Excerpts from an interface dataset

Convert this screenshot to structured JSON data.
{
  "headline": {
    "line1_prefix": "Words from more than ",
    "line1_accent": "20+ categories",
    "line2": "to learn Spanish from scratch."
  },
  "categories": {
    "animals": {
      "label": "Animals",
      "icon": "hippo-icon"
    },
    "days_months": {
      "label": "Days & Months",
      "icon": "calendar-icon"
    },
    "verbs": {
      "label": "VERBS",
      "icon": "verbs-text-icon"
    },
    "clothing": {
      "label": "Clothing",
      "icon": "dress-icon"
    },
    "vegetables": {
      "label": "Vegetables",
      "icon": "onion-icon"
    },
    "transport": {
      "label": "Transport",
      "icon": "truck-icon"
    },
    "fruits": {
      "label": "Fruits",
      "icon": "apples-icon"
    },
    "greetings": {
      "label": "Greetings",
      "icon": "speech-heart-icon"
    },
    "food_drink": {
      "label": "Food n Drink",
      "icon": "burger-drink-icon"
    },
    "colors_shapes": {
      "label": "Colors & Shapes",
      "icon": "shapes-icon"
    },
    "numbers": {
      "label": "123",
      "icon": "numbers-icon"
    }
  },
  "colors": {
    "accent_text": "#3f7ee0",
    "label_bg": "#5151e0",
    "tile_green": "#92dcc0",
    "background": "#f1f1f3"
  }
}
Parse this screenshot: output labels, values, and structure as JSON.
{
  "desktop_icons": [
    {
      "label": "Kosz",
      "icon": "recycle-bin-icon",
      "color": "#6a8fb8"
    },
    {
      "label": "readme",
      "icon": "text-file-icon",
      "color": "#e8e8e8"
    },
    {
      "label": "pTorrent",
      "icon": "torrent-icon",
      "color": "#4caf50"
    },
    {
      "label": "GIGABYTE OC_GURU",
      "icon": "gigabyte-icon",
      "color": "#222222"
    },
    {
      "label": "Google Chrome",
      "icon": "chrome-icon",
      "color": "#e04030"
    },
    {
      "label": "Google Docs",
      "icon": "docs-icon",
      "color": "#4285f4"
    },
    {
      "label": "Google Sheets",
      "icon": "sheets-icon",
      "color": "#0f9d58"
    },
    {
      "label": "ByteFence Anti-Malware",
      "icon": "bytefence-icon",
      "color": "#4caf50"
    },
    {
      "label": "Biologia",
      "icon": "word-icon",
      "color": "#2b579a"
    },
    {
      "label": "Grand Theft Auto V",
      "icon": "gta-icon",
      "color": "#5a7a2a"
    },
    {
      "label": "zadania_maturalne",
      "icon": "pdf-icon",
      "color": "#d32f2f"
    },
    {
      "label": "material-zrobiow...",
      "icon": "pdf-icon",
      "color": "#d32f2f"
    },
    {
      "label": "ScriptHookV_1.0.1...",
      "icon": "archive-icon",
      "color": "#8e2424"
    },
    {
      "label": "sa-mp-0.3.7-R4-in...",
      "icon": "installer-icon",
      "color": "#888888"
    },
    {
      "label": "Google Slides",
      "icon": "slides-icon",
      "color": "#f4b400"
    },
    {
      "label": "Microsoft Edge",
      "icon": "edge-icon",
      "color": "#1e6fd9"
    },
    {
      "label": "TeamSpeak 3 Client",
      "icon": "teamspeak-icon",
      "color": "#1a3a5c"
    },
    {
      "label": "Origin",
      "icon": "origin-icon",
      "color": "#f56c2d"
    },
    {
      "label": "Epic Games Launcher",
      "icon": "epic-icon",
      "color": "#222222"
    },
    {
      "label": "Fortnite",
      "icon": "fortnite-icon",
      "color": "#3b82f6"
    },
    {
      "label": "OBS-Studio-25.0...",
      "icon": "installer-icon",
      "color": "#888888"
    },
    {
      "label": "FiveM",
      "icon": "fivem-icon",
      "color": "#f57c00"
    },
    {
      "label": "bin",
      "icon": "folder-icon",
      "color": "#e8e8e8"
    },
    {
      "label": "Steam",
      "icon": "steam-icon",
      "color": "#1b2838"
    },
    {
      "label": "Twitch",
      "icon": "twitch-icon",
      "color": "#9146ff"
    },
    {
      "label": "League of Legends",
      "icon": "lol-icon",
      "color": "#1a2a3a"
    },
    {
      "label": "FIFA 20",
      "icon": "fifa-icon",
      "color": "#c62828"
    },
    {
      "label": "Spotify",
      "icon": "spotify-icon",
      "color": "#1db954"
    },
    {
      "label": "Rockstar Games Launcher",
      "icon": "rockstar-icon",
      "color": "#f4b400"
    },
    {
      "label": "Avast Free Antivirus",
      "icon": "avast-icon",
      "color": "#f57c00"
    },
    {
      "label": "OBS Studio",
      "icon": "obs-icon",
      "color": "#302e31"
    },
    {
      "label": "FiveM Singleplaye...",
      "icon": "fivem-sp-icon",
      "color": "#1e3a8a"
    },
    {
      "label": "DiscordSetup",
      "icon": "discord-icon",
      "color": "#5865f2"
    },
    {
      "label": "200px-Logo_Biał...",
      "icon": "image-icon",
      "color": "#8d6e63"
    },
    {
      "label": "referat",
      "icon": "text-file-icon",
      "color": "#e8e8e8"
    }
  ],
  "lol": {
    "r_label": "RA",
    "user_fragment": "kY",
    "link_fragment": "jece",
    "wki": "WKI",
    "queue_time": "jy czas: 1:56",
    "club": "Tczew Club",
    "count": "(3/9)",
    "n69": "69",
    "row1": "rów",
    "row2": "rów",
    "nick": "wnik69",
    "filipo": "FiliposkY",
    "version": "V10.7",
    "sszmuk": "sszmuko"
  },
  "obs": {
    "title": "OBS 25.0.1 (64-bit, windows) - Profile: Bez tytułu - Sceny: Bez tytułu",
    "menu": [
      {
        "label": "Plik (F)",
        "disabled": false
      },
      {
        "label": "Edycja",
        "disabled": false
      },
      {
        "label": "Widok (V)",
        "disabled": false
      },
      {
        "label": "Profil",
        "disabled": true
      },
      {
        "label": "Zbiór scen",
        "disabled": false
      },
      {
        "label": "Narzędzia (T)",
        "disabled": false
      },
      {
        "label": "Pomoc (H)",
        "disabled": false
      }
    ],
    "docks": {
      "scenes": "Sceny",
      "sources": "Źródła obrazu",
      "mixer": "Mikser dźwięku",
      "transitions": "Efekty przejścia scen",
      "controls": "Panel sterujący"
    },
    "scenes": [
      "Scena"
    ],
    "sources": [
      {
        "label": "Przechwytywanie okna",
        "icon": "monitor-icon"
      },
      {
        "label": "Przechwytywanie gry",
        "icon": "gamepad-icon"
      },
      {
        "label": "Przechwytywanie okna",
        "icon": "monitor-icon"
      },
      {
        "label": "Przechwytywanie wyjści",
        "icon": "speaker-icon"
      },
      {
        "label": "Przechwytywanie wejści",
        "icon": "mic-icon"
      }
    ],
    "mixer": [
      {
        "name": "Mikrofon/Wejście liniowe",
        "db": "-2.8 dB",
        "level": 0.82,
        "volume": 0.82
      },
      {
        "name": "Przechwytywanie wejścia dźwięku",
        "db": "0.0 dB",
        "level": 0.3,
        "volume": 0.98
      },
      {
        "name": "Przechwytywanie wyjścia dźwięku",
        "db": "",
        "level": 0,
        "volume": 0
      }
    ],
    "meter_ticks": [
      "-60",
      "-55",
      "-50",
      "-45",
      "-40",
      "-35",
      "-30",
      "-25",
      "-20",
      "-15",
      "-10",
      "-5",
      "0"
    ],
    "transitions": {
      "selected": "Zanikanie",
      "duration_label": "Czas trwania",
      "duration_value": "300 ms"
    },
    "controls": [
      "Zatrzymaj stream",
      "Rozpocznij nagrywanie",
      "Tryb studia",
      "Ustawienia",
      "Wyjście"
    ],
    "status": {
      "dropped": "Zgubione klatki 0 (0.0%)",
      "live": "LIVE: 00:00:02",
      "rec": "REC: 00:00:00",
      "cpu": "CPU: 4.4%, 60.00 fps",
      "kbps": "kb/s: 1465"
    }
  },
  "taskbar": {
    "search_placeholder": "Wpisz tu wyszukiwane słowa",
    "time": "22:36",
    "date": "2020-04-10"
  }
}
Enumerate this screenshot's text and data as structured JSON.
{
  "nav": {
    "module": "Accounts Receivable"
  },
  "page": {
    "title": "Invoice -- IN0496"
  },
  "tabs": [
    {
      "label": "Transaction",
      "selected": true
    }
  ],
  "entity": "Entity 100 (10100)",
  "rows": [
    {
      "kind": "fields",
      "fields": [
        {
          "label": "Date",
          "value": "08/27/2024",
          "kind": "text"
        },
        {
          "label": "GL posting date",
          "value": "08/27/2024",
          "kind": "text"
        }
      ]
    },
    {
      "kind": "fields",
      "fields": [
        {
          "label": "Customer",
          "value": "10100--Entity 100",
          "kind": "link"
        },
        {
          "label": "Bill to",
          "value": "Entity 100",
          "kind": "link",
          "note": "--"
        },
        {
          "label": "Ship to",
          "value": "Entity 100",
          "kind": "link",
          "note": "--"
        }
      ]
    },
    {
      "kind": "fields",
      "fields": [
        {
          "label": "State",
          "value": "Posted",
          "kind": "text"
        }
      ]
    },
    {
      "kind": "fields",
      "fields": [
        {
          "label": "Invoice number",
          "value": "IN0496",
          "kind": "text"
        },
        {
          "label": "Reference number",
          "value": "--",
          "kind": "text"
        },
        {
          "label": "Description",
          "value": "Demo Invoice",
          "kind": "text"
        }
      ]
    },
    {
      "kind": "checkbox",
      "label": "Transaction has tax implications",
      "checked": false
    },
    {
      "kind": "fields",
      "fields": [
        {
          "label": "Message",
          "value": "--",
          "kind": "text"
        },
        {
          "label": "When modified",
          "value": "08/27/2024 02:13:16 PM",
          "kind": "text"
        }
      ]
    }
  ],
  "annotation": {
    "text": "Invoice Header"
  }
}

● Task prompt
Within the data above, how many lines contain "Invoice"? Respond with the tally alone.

● Result of the task
4